Yesterday's graph had elevation (feet) and percent grade on the same line.

But again, they can be as simple as you want them.

Brandon Fuller said...

I once had Garmin tell me my HR was higher than my theoretical max. I took the strap off and laid it in the grass. It kept pumping away at that same HR. Fucking aliens -- I tell you.

Anonymous said...

Tim,

I've noticed that problem with my Garmin as well, and it really annoys me. It seems to happen when I just start running without a slow warmup, I'm wondering if that is what you did? Something about not syncing with your HR and getting confused.

Eric

IronMatron said...

That's so funny about the Ass Rate.
My Garmin hr monitor does that too at times and I have never been able to figure out why. What I usually do when it happens is to let it go bananas, and then when it finally comes down to normal after 10 minutes or so, I click the lap button and then only count the hr for the second lap.

GZ said...

Most the time the HR monitor is freaked because of static electricity (between, your clothes, the montitor) ... which is why it is less likely to happen when you are warmed up (because you are wet, sweating).

Lucho said...

GZ has it right in regards to the HRM errors at the start. It has to do with sweat and conductivity.
Brandon- I took my chest strap off too and was running with it in my hand and it wouldn't die.

Matt said...

Re: HRM, it sounds like more trouble than it's worth! Wet the damn thing, spit on it before you go.

Sportstracks is definitely cool as is the Garmin Connect site. All free. I like the discrepancy (sarcasm) in altitude change (ft of climbing) between the three. Garmin's Training Center will say I climbed 900ft., Sportstracks (for the same run) ~700ft., and Garmin Connect ~550. Hilarious.

Therefore, Training Center works remarkably as a Sports psychologist, as well.

scott said...

When I first got my hr monitor I had the wild readings during first 5 mins. But now prior to putting it on I run the entire thing under water for about 3 seconds...I've never had the problem again and having the wet elastic part helps prevent slipping. When I have to travel somewhere and there isn't running water I just squirt water from my water bottle on it prior to putting it on. Works every time.
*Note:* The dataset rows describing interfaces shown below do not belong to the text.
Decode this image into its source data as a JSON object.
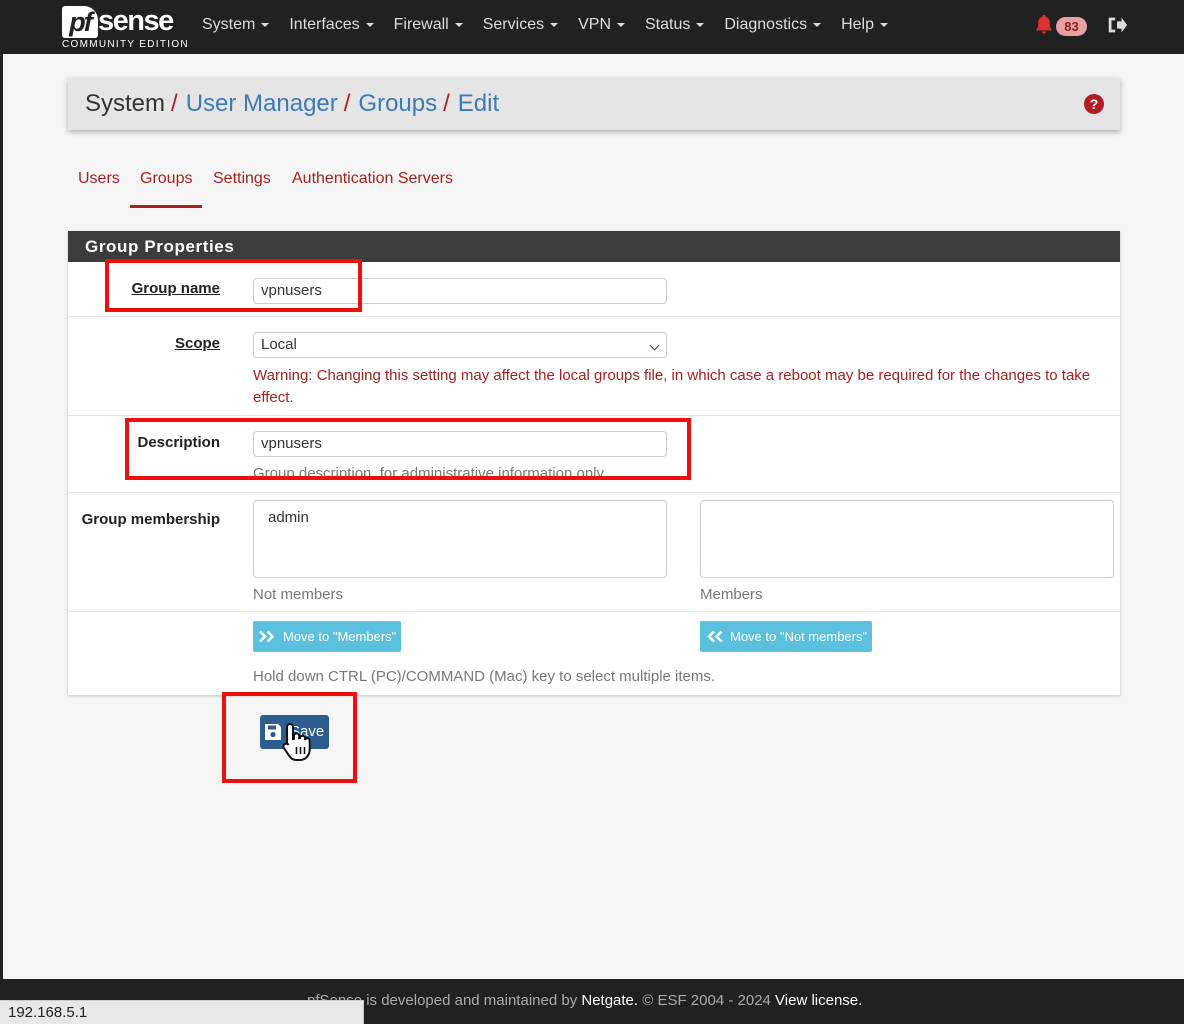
{
  "brand": {
    "logo_pf": "pf",
    "logo_sense": "sense",
    "edition": "COMMUNITY EDITION"
  },
  "nav": {
    "items": [
      "System",
      "Interfaces",
      "Firewall",
      "Services",
      "VPN",
      "Status",
      "Diagnostics",
      "Help"
    ],
    "notification_count": "83",
    "icons": {
      "notifications": "bell-icon",
      "logout": "sign-out-icon"
    }
  },
  "breadcrumb": {
    "root": "System",
    "sep": "/",
    "items": [
      "User Manager",
      "Groups",
      "Edit"
    ],
    "help_icon": "?"
  },
  "tabs": [
    "Users",
    "Groups",
    "Settings",
    "Authentication Servers"
  ],
  "active_tab": "Groups",
  "panel": {
    "title": "Group Properties",
    "group_name": {
      "label": "Group name",
      "value": "vpnusers"
    },
    "scope": {
      "label": "Scope",
      "value": "Local",
      "warning": "Warning: Changing this setting may affect the local groups file, in which case a reboot may be required for the changes to take effect."
    },
    "description": {
      "label": "Description",
      "value": "vpnusers",
      "help": "Group description, for administrative information only"
    },
    "membership": {
      "label": "Group membership",
      "not_members": [
        "admin"
      ],
      "not_members_label": "Not members",
      "members": [],
      "members_label": "Members",
      "move_to_members": "Move to \"Members\"",
      "move_to_not_members": "Move to \"Not members\"",
      "hint": "Hold down CTRL (PC)/COMMAND (Mac) key to select multiple items."
    }
  },
  "save_label": "Save",
  "footer": {
    "prefix": "pfSense is developed and maintained by ",
    "company": "Netgate.",
    "copyright": " © ESF 2004 - 2024 ",
    "license": "View license."
  },
  "status_url": "192.168.5.1",
  "colors": {
    "accent": "#a7221e",
    "link": "#3b7ab8",
    "navbar": "#212121",
    "annotation": "#ee0f0f",
    "primary": "#2d5d8f",
    "info": "#5bc0de"
  }
}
Just curious, what is your max hr?

Lucho said...

Scott- The only max HR's I am sure of is that I once held 195-198 for several minutes on a bike. I don't ever run hard so I don't my run max. I base everything on lactate threshold HR which changes with fitness. Max HR is a static number that doesn't have any relevance to current fitness levels. If you start your base training out of shape and are running at 70% of max, that is one level of intensity. But once you get super fit, and are still using 70% of max HR, that's a whole nother level of intensity. Using max HR to determine training intensities is useless in my opinion.